* _PROBLEM STATEMENT_
Find each line below where the word "Built" occurs, and copy it.

* _Page and application data records_
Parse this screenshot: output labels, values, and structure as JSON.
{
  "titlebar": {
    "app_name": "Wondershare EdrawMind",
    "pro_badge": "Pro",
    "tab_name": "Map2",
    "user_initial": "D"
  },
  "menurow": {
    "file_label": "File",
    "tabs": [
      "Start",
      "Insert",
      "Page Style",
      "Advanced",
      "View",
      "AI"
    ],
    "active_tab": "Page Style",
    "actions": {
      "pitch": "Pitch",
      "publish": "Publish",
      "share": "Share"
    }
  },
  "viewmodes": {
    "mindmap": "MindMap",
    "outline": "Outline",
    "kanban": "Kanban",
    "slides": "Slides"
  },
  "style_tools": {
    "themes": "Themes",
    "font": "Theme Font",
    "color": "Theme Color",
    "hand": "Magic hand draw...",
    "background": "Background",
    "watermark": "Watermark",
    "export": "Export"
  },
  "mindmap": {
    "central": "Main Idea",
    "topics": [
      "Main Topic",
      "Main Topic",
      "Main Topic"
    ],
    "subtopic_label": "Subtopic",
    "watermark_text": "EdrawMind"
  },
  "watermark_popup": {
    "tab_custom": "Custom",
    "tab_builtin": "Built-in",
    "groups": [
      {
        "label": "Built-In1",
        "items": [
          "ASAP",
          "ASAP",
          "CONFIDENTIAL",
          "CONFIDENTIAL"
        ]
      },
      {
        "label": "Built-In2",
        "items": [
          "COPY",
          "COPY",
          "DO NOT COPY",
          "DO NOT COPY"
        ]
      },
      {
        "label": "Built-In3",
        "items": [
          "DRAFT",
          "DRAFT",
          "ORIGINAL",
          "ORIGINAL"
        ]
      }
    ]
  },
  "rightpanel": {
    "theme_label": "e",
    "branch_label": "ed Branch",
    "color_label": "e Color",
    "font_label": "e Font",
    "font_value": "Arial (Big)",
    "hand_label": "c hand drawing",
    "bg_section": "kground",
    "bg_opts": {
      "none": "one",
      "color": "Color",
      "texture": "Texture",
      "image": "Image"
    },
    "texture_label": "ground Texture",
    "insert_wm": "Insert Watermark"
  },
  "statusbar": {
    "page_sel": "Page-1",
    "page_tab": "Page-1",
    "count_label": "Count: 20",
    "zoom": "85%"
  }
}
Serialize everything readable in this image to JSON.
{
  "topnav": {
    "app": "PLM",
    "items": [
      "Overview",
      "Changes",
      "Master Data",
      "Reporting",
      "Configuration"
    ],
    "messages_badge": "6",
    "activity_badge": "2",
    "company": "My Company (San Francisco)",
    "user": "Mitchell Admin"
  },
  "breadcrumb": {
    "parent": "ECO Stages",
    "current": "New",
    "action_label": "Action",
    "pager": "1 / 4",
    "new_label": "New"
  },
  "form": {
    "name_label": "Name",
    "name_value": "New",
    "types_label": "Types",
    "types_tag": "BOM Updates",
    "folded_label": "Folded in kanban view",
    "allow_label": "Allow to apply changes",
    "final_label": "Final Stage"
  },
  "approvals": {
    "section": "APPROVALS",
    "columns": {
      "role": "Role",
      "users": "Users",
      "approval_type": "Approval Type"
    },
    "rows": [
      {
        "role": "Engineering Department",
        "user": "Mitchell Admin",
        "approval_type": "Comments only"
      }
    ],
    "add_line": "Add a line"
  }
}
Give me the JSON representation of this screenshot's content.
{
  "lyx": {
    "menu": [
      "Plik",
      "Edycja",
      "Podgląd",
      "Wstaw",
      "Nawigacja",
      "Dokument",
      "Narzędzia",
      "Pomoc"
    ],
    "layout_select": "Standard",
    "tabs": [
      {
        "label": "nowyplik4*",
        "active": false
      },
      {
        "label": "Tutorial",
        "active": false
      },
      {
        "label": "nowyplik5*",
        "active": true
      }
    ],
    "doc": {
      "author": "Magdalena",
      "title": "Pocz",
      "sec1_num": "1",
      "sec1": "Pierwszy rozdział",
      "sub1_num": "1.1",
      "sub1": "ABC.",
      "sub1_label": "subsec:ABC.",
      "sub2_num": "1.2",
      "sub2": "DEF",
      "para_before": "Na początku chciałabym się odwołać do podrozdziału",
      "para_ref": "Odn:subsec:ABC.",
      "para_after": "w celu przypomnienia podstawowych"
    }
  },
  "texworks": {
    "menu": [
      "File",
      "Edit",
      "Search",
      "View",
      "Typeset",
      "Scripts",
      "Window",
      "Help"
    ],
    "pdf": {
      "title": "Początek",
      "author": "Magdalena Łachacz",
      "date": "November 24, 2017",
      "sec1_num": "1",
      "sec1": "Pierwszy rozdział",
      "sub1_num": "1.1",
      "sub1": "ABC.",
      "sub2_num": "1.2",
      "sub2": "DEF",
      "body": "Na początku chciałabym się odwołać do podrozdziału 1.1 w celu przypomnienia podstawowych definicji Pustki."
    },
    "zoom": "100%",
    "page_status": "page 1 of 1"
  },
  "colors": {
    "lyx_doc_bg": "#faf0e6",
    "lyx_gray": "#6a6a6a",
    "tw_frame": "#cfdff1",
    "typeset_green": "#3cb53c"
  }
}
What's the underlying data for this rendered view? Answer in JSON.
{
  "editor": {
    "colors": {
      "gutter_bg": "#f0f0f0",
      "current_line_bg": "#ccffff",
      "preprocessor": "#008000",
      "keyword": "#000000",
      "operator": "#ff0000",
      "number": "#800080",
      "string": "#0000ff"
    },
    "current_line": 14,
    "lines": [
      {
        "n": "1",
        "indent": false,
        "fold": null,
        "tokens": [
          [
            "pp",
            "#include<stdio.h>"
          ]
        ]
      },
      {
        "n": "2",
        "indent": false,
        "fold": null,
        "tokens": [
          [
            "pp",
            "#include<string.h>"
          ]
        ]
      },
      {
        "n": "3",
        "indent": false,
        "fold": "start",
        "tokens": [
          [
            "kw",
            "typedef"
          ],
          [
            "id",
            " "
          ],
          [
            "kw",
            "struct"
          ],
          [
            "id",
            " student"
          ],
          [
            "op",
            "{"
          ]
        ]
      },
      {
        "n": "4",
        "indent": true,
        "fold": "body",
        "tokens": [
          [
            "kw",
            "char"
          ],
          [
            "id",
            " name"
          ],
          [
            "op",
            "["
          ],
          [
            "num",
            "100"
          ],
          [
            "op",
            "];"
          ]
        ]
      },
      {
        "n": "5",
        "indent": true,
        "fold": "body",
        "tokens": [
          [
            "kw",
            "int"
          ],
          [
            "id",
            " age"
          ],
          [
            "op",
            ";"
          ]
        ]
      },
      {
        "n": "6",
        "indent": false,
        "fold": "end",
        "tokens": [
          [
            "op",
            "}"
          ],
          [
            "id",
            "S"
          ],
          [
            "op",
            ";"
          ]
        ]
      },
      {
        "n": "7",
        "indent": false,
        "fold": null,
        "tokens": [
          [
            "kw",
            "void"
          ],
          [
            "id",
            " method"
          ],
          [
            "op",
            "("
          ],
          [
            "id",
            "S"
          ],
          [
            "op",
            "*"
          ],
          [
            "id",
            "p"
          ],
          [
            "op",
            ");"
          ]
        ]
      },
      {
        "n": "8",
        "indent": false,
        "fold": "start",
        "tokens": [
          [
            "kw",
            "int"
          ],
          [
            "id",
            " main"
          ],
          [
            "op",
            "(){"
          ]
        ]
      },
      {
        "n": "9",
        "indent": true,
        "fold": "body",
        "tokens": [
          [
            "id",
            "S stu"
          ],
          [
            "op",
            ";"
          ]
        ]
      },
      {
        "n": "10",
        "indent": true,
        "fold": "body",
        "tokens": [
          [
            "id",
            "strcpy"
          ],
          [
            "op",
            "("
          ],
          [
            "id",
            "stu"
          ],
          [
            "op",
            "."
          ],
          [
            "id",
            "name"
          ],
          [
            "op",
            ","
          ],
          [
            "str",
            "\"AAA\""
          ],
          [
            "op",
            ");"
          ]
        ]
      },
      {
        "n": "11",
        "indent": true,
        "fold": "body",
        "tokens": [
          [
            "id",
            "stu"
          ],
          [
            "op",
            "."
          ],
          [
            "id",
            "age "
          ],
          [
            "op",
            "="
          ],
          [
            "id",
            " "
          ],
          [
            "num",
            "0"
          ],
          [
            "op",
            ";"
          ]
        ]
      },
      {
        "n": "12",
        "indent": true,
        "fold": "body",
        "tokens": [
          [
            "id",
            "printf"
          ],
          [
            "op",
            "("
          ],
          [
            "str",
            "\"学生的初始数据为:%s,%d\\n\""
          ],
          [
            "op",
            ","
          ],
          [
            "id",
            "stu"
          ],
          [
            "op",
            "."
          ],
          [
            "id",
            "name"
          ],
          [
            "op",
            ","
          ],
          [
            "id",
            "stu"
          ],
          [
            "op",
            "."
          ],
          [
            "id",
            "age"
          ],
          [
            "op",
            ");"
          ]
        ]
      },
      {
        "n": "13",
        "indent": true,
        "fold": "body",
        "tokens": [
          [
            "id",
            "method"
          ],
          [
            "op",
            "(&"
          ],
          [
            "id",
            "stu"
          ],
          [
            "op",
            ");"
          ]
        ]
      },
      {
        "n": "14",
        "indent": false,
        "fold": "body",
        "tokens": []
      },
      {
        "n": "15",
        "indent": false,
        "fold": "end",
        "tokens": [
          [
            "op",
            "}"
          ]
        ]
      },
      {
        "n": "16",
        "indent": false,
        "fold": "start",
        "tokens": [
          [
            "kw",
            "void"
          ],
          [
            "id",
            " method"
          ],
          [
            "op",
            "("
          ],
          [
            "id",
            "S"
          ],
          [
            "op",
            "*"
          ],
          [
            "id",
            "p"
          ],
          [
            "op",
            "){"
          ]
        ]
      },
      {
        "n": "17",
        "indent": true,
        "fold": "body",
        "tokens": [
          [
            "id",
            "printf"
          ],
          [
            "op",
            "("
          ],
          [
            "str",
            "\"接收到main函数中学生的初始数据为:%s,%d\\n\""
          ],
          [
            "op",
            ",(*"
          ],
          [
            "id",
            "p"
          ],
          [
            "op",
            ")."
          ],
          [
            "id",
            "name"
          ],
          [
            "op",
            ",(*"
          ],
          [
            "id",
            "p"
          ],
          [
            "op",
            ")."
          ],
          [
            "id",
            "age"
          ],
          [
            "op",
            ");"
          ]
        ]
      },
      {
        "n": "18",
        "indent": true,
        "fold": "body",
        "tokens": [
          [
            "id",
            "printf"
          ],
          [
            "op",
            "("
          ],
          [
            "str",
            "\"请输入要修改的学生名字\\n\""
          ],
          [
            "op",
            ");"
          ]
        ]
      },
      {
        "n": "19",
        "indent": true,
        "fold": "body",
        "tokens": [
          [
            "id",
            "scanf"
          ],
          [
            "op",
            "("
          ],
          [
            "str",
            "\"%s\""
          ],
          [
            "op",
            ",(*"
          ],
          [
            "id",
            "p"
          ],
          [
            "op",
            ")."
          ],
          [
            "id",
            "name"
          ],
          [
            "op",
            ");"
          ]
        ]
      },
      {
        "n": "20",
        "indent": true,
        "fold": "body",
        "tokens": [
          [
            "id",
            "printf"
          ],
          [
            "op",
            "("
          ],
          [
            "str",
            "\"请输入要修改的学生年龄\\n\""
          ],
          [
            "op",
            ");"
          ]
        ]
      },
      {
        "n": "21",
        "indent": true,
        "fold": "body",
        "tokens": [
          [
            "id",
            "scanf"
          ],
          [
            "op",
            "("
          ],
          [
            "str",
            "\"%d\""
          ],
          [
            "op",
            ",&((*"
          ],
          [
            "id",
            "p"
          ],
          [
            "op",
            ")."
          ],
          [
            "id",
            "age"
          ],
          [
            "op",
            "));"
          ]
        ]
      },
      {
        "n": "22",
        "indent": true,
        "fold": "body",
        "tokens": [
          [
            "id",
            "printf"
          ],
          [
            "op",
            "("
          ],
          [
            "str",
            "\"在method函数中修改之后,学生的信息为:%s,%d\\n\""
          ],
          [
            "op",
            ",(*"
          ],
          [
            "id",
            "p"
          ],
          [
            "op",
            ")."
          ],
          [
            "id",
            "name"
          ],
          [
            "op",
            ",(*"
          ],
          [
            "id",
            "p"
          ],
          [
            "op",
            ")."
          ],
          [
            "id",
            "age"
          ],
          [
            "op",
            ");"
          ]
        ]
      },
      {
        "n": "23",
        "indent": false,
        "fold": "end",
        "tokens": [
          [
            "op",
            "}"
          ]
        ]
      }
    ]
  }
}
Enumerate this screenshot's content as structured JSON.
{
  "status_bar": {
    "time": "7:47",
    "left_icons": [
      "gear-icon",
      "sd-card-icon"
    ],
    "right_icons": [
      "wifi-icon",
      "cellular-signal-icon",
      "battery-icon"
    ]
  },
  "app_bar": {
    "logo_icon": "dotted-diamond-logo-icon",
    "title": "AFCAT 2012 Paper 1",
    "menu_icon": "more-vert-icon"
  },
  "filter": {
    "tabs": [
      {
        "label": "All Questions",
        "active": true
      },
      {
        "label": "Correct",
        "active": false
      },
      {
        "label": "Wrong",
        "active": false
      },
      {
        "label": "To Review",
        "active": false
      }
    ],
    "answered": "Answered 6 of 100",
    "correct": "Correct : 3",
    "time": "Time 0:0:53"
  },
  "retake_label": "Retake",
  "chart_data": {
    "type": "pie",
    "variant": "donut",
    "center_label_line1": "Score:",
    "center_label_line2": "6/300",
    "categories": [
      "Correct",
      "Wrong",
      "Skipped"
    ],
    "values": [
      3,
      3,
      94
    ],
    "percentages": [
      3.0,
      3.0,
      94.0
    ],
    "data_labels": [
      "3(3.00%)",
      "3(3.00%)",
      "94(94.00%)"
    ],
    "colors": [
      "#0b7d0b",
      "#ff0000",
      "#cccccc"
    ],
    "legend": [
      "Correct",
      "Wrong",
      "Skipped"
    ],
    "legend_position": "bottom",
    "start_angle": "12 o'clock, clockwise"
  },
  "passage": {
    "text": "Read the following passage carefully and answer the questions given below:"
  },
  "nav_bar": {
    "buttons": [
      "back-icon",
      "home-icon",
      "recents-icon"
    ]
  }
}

* _ANSWER SECTION_
    "tab_builtin": "Built-in",
        "label": "Built-In1",
        "label": "Built-In2",
        "label": "Built-In3",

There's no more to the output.